Problem description:
Each entry must come back word for word; drop the images as you go.

Records provided:

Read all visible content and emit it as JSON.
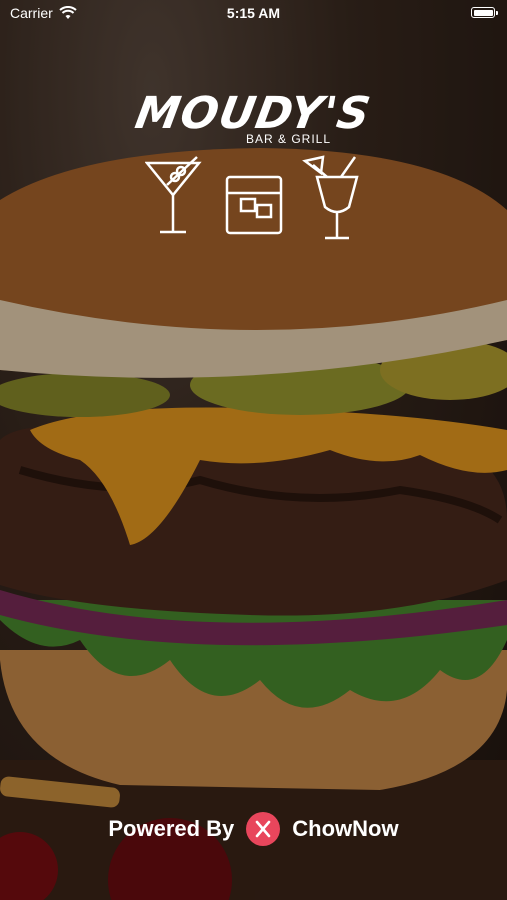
{
  "status": {
    "carrier": "Carrier",
    "time": "5:15 AM"
  },
  "logo": {
    "name": "MOUDY'S",
    "subtitle": "BAR & GRILL"
  },
  "footer": {
    "powered_by": "Powered By",
    "brand": "ChowNow",
    "brand_color": "#e8465c"
  },
  "icons": [
    "martini-glass-icon",
    "whiskey-glass-icon",
    "cocktail-glass-icon",
    "wifi-icon",
    "battery-icon",
    "chownow-logo-icon"
  ]
}
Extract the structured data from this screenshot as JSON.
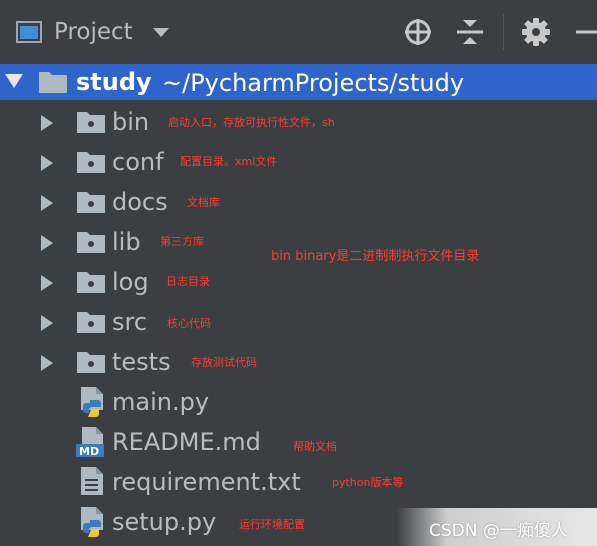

Answer box:
Read all visible content and emit it as JSON.
{
  "status": {
    "carrier": "Carrier",
    "time": "5:15 AM"
  },
  "logo": {
    "name": "MOUDY'S",
    "subtitle": "BAR & GRILL"
  },
  "footer": {
    "powered_by": "Powered By",
    "brand": "ChowNow",
    "brand_color": "#e8465c"
  },
  "icons": [
    "martini-glass-icon",
    "whiskey-glass-icon",
    "cocktail-glass-icon",
    "wifi-icon",
    "battery-icon",
    "chownow-logo-icon"
  ]
}
Extract the structured data from this screenshot as JSON.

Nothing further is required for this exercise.